Yet, in assuming moral equivalence among all nations, we would be telling law-abiding potential immigrants from Holland and France they must stay home in order to pay for the sins of slave owners already here from Haiti and Cameroon. Ideally, we should pursue a dual strategy of lowering overall immigration ceilings and restricting admissions by region/country.
Here are two major steps in the right direction.
#1 Congress should repeal the Diversity Immigrant Visa Lottery, created in 1990. This program makes available 50,000 resident visa slots annually on a random worldwide basis, and is open only to persons from nations that have sent no more than 50,000 immigrants here over the previous five-year period. In the most recent lottery the State Department awarded diversity visas to persons from 185 nations, including the seven on its own list of terrorism sponsors—Cuba, Iran, Iraq, Libya, North Korea, Sudan and Syria. Are some of these applicants practitioners of slavery? It's entirely possible. Getting full disclosure, however, could be difficult in light of the Associated Press's revelation this August that the State Department had destroyed millions of unsuccessful applications, using high-speed shredders nicknamed "Igor One" and "Igor Two."

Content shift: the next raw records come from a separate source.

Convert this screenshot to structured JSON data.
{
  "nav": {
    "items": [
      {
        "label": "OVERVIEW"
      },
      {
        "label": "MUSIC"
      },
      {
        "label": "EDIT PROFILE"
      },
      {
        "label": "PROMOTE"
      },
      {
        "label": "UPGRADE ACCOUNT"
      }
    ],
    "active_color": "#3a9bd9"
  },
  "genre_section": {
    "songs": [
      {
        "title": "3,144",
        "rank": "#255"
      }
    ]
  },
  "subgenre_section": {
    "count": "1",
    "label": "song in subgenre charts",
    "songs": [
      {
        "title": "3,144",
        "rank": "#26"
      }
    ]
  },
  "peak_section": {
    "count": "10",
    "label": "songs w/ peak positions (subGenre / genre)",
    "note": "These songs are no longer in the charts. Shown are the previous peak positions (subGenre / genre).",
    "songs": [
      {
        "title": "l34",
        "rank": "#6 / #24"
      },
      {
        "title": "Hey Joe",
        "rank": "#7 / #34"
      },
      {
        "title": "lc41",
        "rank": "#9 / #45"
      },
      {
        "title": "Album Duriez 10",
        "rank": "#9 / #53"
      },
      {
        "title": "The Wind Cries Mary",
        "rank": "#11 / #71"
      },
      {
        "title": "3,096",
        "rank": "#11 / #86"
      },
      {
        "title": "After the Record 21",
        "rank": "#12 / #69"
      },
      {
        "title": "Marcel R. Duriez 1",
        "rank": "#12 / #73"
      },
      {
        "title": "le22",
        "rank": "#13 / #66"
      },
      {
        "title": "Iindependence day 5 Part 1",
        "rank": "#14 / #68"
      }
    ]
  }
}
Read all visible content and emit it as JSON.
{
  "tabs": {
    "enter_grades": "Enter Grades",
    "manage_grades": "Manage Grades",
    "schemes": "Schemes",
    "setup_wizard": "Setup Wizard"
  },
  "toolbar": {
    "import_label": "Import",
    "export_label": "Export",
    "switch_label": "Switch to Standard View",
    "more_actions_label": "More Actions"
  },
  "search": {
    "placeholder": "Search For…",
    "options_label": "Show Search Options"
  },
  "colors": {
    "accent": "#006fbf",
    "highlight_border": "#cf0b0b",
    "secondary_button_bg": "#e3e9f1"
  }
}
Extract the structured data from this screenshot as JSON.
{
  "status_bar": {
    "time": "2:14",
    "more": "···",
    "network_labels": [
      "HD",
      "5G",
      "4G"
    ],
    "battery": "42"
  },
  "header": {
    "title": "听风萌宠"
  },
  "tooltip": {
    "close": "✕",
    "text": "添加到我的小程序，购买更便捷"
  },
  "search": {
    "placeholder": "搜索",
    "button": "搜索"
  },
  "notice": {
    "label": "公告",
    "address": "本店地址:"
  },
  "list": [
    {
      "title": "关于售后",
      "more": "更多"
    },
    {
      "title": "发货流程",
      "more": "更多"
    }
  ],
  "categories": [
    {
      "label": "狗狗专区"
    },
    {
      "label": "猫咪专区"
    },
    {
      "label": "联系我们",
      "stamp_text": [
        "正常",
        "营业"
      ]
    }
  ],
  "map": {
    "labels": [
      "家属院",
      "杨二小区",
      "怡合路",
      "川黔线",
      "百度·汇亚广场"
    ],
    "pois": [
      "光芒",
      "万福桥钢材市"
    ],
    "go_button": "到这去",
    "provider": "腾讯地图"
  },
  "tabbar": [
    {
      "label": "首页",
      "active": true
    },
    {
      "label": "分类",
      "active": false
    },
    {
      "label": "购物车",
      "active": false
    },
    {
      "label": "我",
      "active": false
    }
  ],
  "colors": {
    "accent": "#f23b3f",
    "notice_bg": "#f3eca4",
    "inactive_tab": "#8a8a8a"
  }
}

#2 Congress should restore the pre-1965 national immigration quotas. These quotas were explicitly oriented toward Western Europe, Canada, Australia and elsewhere in the Western World—in other words, from nations least likely to have a slavery problem.
Reestablishing this system, at least on some modified basis, would be a giant step in preventing the importation of slavery.
Of course, there will be the usual charges of racism. That is the price of keeping slavery out. We must respond without apology: Some nations are better than others.
That is, by virtue of their cultures and legal systems, nations without slavery are more attractive sources of immigration to the U.S.
It is naïve to expect sociopaths, once exposed to a culture of liberty, will walk down that straight and narrow path. Those from abroad who practice or support slavery (to say nothing of female genital mutilation, forced marriages, and honor killings) are not likely to change simply because they come to America. What we call crime here, constitutes "honor" there.
There is no inherent contradiction between fighting for human rights abroad and limiting immigration to the U.S.
In contemporary America, immigration restriction is the best abolitionism.
If Frederick Douglass or William Lloyd Garrison were around today, they certainly would concur.
Carl F. Horowitz (send him email) is a consultant to the Center for Immigration Studies. He has a Ph.D. in urban planning and has served as a policy analyst with The Heritage Foundation and a correspondent for Investor's Business Daily.
December 27, 2002